Schulte Roth & Zabel regularly conducts studies on private equity buyer acquisitions of U.S. public companies with enterprise values in the $100 million to $500 million range (“middle market” deals) and greater than $500 million (“large market” deals) to monitor market practice and deal trends reflected by these transactions. During the period from January 2010 to Dec. 31, 2012, there were a total of 40 middle market deals and 50 large market deals that met these parameters.
Key Observations: 2012 Market Practice and Trends
1. Volatility in the number and terms of middle market deals makes it more difficult to identify “market practice” in that segment.
Although the overall number of deals in both the middle and large markets continued to fall in 2012 compared to 2011, the middle market showed more volatility in number of deals per quarter. In 2012, there were no middle market deals in Q1, 5 deals in Q2, 1 deal in Q3 and 3 deals in Q4. In contrast, the number of large market deals in each quarter of 2012 was relatively constant.
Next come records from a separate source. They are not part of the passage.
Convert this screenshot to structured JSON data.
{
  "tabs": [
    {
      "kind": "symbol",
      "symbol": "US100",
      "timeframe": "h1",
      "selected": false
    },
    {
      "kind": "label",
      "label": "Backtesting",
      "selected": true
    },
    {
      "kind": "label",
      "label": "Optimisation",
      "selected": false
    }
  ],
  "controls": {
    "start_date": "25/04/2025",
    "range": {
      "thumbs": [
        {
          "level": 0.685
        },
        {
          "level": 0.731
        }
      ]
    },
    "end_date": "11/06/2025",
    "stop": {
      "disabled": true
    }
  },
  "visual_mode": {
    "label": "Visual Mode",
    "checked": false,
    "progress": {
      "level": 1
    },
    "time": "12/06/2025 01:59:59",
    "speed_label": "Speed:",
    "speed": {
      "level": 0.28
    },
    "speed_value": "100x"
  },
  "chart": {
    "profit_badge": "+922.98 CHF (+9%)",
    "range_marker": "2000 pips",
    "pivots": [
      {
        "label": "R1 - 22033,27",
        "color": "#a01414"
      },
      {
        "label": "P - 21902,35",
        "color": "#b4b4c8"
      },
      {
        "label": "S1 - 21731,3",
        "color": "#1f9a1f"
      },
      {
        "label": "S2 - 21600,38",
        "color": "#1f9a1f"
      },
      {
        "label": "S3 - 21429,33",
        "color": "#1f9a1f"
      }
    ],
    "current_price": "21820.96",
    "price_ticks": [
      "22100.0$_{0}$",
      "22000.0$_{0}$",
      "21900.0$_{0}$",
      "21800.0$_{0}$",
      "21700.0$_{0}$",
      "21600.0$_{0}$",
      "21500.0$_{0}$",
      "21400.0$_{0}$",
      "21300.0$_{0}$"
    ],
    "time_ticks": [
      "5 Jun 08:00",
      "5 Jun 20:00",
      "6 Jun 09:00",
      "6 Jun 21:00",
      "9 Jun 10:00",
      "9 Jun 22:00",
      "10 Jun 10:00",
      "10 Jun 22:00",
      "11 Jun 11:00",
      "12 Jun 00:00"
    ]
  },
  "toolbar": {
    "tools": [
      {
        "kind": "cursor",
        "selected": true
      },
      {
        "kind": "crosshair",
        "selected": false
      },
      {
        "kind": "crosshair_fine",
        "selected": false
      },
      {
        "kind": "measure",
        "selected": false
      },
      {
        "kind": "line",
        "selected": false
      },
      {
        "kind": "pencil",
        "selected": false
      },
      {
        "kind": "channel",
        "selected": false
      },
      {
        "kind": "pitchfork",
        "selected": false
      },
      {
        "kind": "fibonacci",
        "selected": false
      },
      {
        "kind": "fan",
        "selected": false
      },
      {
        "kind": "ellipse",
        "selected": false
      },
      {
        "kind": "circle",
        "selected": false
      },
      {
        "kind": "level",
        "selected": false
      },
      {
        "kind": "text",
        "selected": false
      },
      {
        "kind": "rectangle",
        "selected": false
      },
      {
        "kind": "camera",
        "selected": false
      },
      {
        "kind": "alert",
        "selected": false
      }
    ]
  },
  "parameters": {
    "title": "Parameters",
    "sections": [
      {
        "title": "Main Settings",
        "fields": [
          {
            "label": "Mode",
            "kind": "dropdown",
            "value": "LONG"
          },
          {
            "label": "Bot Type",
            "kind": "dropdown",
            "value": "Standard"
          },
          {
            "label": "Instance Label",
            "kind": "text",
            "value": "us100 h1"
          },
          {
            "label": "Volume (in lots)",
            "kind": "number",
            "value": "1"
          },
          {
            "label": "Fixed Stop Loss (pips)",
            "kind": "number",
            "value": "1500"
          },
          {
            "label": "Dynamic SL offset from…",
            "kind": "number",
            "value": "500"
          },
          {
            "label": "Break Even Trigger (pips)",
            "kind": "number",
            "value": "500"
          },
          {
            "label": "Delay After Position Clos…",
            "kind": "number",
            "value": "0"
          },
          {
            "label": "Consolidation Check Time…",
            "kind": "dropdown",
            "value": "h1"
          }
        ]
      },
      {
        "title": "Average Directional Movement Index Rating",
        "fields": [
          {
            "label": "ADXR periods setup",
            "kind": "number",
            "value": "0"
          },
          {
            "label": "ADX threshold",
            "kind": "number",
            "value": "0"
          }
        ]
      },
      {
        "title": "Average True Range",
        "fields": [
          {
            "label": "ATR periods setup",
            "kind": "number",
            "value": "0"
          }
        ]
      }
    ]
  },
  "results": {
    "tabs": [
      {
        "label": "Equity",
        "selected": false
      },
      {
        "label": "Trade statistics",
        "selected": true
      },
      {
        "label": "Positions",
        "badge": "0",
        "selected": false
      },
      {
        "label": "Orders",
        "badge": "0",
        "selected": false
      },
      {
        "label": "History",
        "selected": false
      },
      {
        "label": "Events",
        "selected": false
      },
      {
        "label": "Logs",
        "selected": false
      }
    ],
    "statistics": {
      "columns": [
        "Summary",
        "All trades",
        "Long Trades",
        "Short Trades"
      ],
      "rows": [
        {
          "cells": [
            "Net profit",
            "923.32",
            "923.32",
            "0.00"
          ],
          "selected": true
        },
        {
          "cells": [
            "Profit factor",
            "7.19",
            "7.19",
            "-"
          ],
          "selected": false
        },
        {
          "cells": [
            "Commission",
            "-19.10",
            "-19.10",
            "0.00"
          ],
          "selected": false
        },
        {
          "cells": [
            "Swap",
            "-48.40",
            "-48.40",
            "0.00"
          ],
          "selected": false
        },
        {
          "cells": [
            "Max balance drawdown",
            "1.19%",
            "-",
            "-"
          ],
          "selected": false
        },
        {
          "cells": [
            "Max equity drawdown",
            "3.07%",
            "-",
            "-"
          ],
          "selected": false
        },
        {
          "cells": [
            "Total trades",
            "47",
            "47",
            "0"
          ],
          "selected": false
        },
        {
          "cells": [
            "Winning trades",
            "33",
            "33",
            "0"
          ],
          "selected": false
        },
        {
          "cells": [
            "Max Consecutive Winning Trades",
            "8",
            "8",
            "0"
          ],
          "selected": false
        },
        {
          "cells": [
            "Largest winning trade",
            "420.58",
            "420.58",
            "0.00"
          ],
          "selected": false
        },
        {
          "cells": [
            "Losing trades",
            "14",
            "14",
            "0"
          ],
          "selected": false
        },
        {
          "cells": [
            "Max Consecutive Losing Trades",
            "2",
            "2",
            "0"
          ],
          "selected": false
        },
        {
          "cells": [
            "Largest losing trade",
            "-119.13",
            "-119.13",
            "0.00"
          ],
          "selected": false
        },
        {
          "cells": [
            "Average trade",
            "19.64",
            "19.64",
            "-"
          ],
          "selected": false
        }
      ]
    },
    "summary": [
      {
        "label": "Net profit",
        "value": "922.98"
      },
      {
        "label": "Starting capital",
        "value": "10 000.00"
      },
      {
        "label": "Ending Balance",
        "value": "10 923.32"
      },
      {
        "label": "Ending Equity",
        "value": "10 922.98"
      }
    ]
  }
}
As we look forward into 2013, it is interesting to note that while the number of large market deals so far in the first quarter (3) is consistent with recent history (2010 (3), 2011 (4) and 2012 (3)), the size of the deals in Q1 2013 to date is significantly larger, as 2 of the deals signed so far this year have price tags over $20 billion. It will be interesting to see if this is the beginning of a trend. (See charts 1 and 2.)
2. Overall, middle market deals took significantly longer to get signed than large market deals.
In 2012, middle market deals took nearly 15% longer than large market deals to get signed from the start of the target’s process. The difference is even more striking when comparing the time span between the signing of the confidentiality agreement and the signing of the definitive agreement. Middle market deals in 2012 took approximately 52% longer than large market deals during the same period to get signed from the buyer’s execution of a confidentiality agreement; for middle market deals, the process took an average of 6.3 months, compared to just 4.2 months for large market deals. (See charts 3 and 4.)
3. “Go-shop” provisions were used more frequently in large market deals, even though, overall, the percentages of middle market and large market deals in which a pre-signing market check was used are comparable.
In 2012, “go-shop” provisions were included in 33% of the middle market deals and 54% of the large market deals. Over that same period, 44% of middle market deals involved a pre-signing market check compared to 46% of large market deals. When we looked at middle market and large market deals that did not include a pre-signing market check, only 20% of the middle market deals included a “go-shop” provision, whereas 85% of the large market did so. It is difficult to speculate as to why market practice was so different on this issue — it may be because of a perception that larger deals attract more attention, and, therefore, have a higher likelihood of shareholder litigation (although research has shown that middle market deals are subject to the same frequency of shareholder litigation as large market deals).
4. While it is virtually the rule (92% of the time in 2012) in large market deals that the target will have a limited specific performance  right against the buyer, the full specific performance remedy is still used quite often (44% of the time in 2012) in middle market deals.
Limited specific performance is almost universal in large market deals. In contrast, in about half of the middle market deals, the target had a full specific performance right providing the target with a much stronger remedy against the buyer than in the large market deals, and in the remaining middle market deals, the target generally had a limited specific performance right. In short, on average, the target is likely to have a much stronger remedy against the buyer in middle market deals than large market deals. (See chart 5.)
5. While the frequency with which middle market deals use reverse termination fees (“RTFs”) has converged on large market practice, the size of RTFs has not.
In large market deals, the use of RTFs to fix a buyer’s monetary exposure in the event a target terminates the agreement for a buyer’s financing failure is universal. Middle market deals are starting to catch up to this trend. From 2010 to 2012, the number of middle market deals where the buyer was obligated to pay a RTF under certain circumstances increased from 50% in 2010 to 60% in 2011 and 89% in 2012.
As the use of RTFs in middle market deals has increased, their size (as a percentage of target equity value) has decreased. While RTFs in middle market deals were higher than in large market deals in 2010, they have since fallen below those of large market deals. The mean size of RTFs in middle market deals decreased from a high of 7.5% in 2010 to 5.2% in 2012, whereas the mean size of RTFs for large market deals barely changed from 6.19% to 6.14% over the same period. (See chart 6.)
6. Large market deals are much more likely than middle market deals to limit damages for buyer’s willful breach to the amount of the RTF.
In large market deals, market practice is to limit damages for buyer’s willful breach to the amount of the RTF. Approximately 75% of the large market deals limited damages for buyer’s willful breach to the amount of the RTF compared to approximately 40% of middle market deals. Only 12% of large market deals left the buyer’s exposure for willful breach uncapped, as compared to 37.5% of middle market deals.
The full publication is available here.
 Generally defined as a right to force the buyer to consummate the closing of the transaction subject to satisfaction of the buyer’s closing conditions and a requirement that the buyer’s debt financing be available.